I totally agree you must always do what you are comfortable with. I would never say any different.
My Bella is a gulper, many a times she's swallowed a biggish piece of wing/thigh but she always hacks it back up, chews it up a bit more to finish it.
I don't panic when this happens and leave her to do her thing, she just does a couple of big urges and the bone is back up. I wouldn't stress her or panic her at this time.
I may be wrong but my way of thinking is if it goes down, they can regurgitate.
Chicken bones providing they are not cooked are soft.
Marrow bones are much harder, my dogs work their teeth against them trying to get the marrow from the middle but they couldn't bite off a lump of bone as my dogs are small and their jaws are not that powerful. (+ the bone is too big for them to swallow).
Lamb bones from Morrisons are good too, they are soft enough for them to eat, as well as having to chew them for while.
My 3 love a bone, to me that's what dogs do. If anything happened I wouldn't change the way I feed them, as I believe it's species appropriate.
Just my opinion :)
I gave him his second chicken wing this morning. It took him 50 minutes to eat it, and I was surprised that he crunched and ate the whole thing. And again, he kept it on the tea towel. I left him to it and listened out for any choking noises, and glanced over occasionally, and he was fine.
I have been making good progress with the toothbrush and toothpaste. He now, in exchange for half of a small Lily's Kitchen Woof Brush, has his teeth brushed every evening. He doesn't like it, and I can't do a thorough job of it just yet, but I can see signs that he will accept it in time as just another part of the day, and that teeth-cleaning and Woof Brush will come to mean the same thing.
I even managed to very gently and lightly scrape the tiniest bit of tartar from near his canine-tooth gum-line with my tweezers.
His teeth are looking a lot better!
Sounds good, just keep the routine going.
A product called Plaque Off helps keep tartar softish and easier to remove :)
Thanks. I've been using Plaque Off for several months, but I don't rate it on tartar unless it is extremely slow to work. I did notice that his rotten breath improved overnight when I started using it though. But when I changed his diet and stopped using the Plaque Off for a couple of weeks, his bad breath didn't return. His previous diet made him very smelly all over, but now he's transformed.

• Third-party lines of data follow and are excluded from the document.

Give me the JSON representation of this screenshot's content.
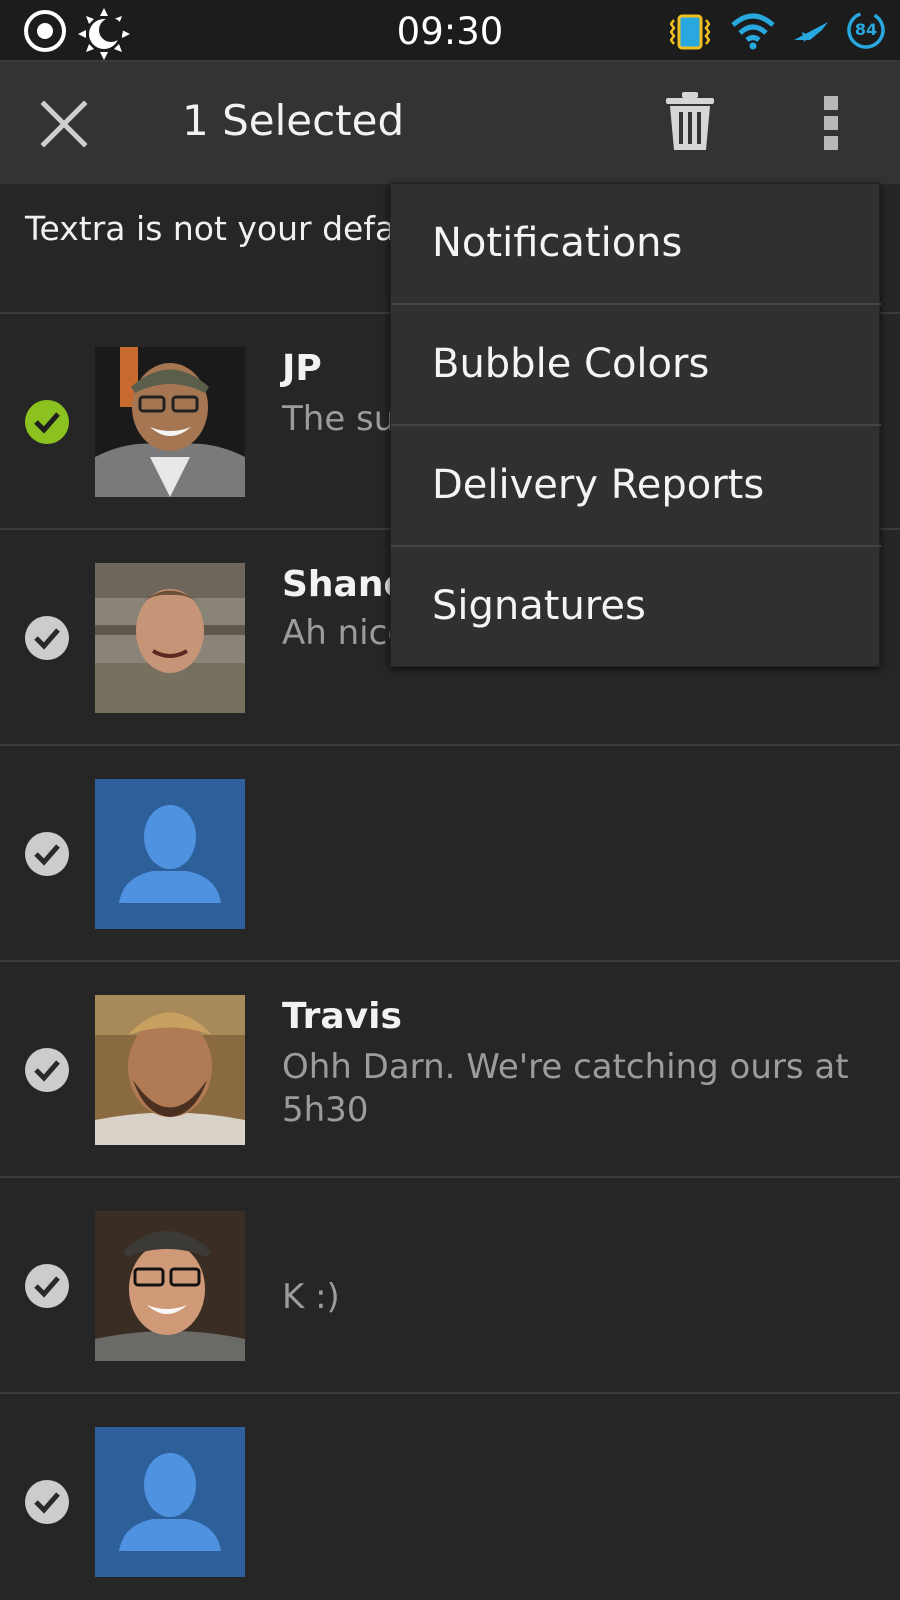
{
  "status_bar": {
    "time": "09:30",
    "battery_level": "84",
    "icons": [
      "camera-icon",
      "brightness-icon",
      "vibrate-icon",
      "wifi-icon",
      "airplane-icon",
      "battery-icon"
    ]
  },
  "action_bar": {
    "close_icon": "close-icon",
    "title": "1 Selected",
    "delete_icon": "trash-icon",
    "overflow_icon": "overflow-menu-icon"
  },
  "banner": {
    "text": "Textra is not your default messaging app."
  },
  "conversations": [
    {
      "name": "JP",
      "snippet": "The super... at poin...",
      "selected": true,
      "avatar": "photo"
    },
    {
      "name": "Shane",
      "snippet": "Ah nice...",
      "selected": false,
      "avatar": "photo"
    },
    {
      "name": "",
      "snippet": "",
      "selected": false,
      "avatar": "default-contact"
    },
    {
      "name": "Travis",
      "snippet": "Ohh Darn. We're catching ours at 5h30",
      "selected": false,
      "avatar": "photo"
    },
    {
      "name": "",
      "snippet": "K :)",
      "selected": false,
      "avatar": "photo"
    },
    {
      "name": "",
      "snippet": "",
      "selected": false,
      "avatar": "default-contact"
    }
  ],
  "menu": {
    "items": [
      "Notifications",
      "Bubble Colors",
      "Delivery Reports",
      "Signatures"
    ]
  },
  "colors": {
    "background": "#262626",
    "action_bar": "#333333",
    "selected_check": "#8cc21f",
    "unselected_check": "#cccccc",
    "default_avatar_bg": "#2d5f9a",
    "default_avatar_fg": "#4f93e0",
    "status_icon_blue": "#29a8e0"
  }
}
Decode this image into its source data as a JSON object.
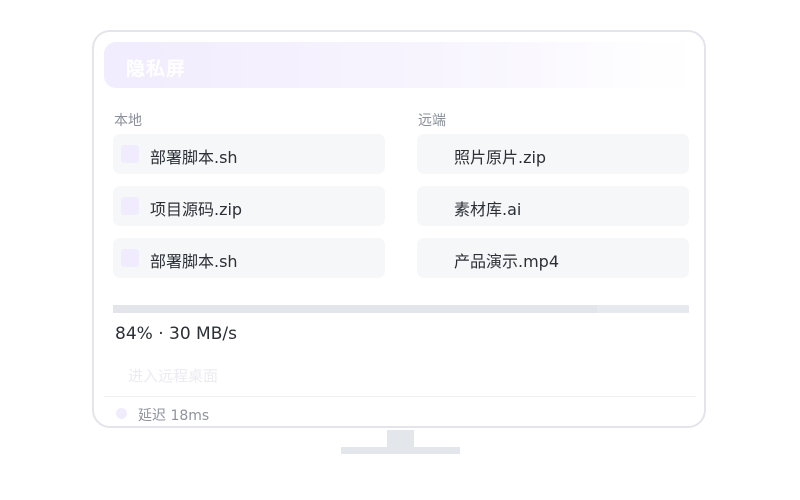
{
  "window": {
    "title": "隐私屏"
  },
  "local": {
    "label": "本地",
    "files": [
      {
        "name": "部署脚本.sh"
      },
      {
        "name": "项目源码.zip"
      },
      {
        "name": "部署脚本.sh"
      }
    ]
  },
  "remote": {
    "label": "远端",
    "files": [
      {
        "name": "照片原片.zip"
      },
      {
        "name": "素材库.ai"
      },
      {
        "name": "产品演示.mp4"
      }
    ]
  },
  "transfer": {
    "progress_percent": 84,
    "progress_text": "84% · 30 MB/s"
  },
  "actions": {
    "enter_remote_label": "进入远程桌面"
  },
  "status": {
    "latency_text": "延迟 18ms"
  },
  "colors": {
    "accent": "#f1ecfe",
    "text": "#2b2f36",
    "muted": "#8a8f99",
    "row_bg": "#f6f7f9"
  },
  "icons": {
    "status": "status-dot-icon",
    "file_select": "file-checkbox-icon"
  }
}
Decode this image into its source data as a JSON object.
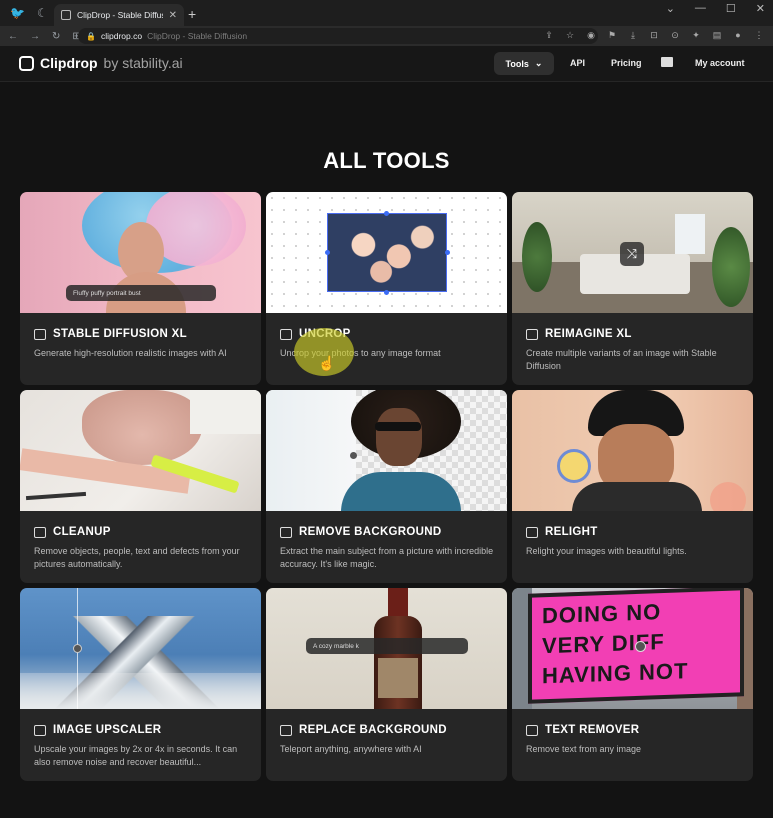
{
  "browser": {
    "tab_title": "ClipDrop - Stable Diffusion",
    "url_host": "clipdrop.co",
    "url_rest": "ClipDrop - Stable Diffusion"
  },
  "header": {
    "brand": "Clipdrop",
    "brand_by": "by stability.ai",
    "nav": {
      "tools": "Tools",
      "api": "API",
      "pricing": "Pricing",
      "account": "My account"
    }
  },
  "main": {
    "title": "ALL TOOLS",
    "cards": [
      {
        "title": "STABLE DIFFUSION XL",
        "desc": "Generate high-resolution realistic images with AI",
        "overlay": "Fluffy puffy portrait bust"
      },
      {
        "title": "UNCROP",
        "desc": "Uncrop your photos to any image format"
      },
      {
        "title": "REIMAGINE XL",
        "desc": "Create multiple variants of an image with Stable Diffusion"
      },
      {
        "title": "CLEANUP",
        "desc": "Remove objects, people, text and defects from your pictures automatically."
      },
      {
        "title": "REMOVE BACKGROUND",
        "desc": "Extract the main subject from a picture with incredible accuracy. It's like magic."
      },
      {
        "title": "RELIGHT",
        "desc": "Relight your images with beautiful lights."
      },
      {
        "title": "IMAGE UPSCALER",
        "desc": "Upscale your images by 2x or 4x in seconds. It can also remove noise and recover beautiful..."
      },
      {
        "title": "REPLACE BACKGROUND",
        "desc": "Teleport anything, anywhere with AI",
        "overlay": "A cozy marble k"
      },
      {
        "title": "TEXT REMOVER",
        "desc": "Remove text from any image",
        "billboard": [
          "DOING NO",
          "VERY DIFF",
          "HAVING NOT"
        ]
      }
    ]
  }
}
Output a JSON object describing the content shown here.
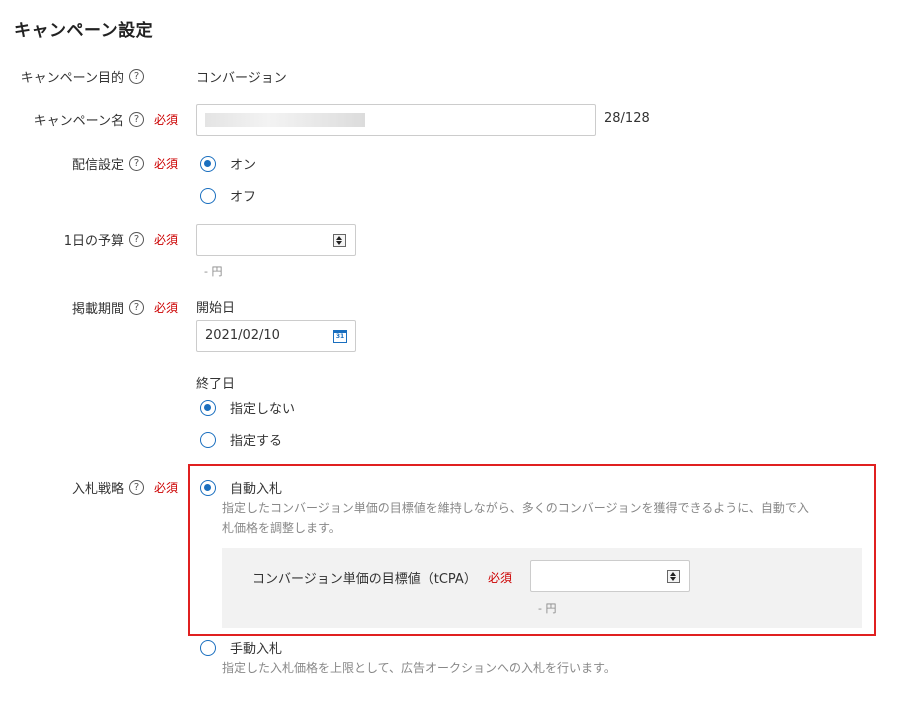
{
  "page": {
    "title": "キャンペーン設定"
  },
  "fields": {
    "objective": {
      "label": "キャンペーン目的",
      "help": "?",
      "value": "コンバージョン"
    },
    "name": {
      "label": "キャンペーン名",
      "help": "?",
      "required": "必須",
      "value": "",
      "counter": "28/128"
    },
    "delivery": {
      "label": "配信設定",
      "help": "?",
      "required": "必須",
      "on": "オン",
      "off": "オフ",
      "selected": "オン"
    },
    "budget": {
      "label": "1日の予算",
      "help": "?",
      "required": "必須",
      "value": "",
      "hint": "- 円"
    },
    "period": {
      "label": "掲載期間",
      "help": "?",
      "required": "必須",
      "start_label": "開始日",
      "start_value": "2021/02/10",
      "calendar_icon": "31",
      "end_label": "終了日",
      "end_option_none": "指定しない",
      "end_option_set": "指定する",
      "selected": "指定しない"
    },
    "bidding": {
      "label": "入札戦略",
      "help": "?",
      "required": "必須",
      "auto": {
        "label": "自動入札",
        "desc1": "指定したコンバージョン単価の目標値を維持しながら、多くのコンバージョンを獲得できるように、自動で入",
        "desc2": "札価格を調整します。",
        "tcpa_label": "コンバージョン単価の目標値（tCPA）",
        "tcpa_required": "必須",
        "tcpa_value": "",
        "tcpa_hint": "- 円"
      },
      "manual": {
        "label": "手動入札",
        "desc": "指定した入札価格を上限として、広告オークションへの入札を行います。"
      },
      "selected": "自動入札"
    }
  },
  "colors": {
    "accent": "#1a6fbf",
    "required": "#cc0000",
    "highlight": "#e02020",
    "panel": "#f2f2f2"
  }
}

I noticed a few specks of (his) blood on the tea towel this morning after he had finished eating the chicken wing. I think that maybe he is getting a good dental from them rather than that they may be damaging his teeth.
Well done for persevering with your dog’s dental health. It is obviously paying dividends.
Thanks, Dottie. The softly, softly approach is working. I managed three tiny scrapes of his upper 'canine' teeth yesterday after the brushing; two scrapes the day before.
I gave him his third chicken wing yesterday morning. He chewed it for 10 minutes and then left it, mostly uneaten.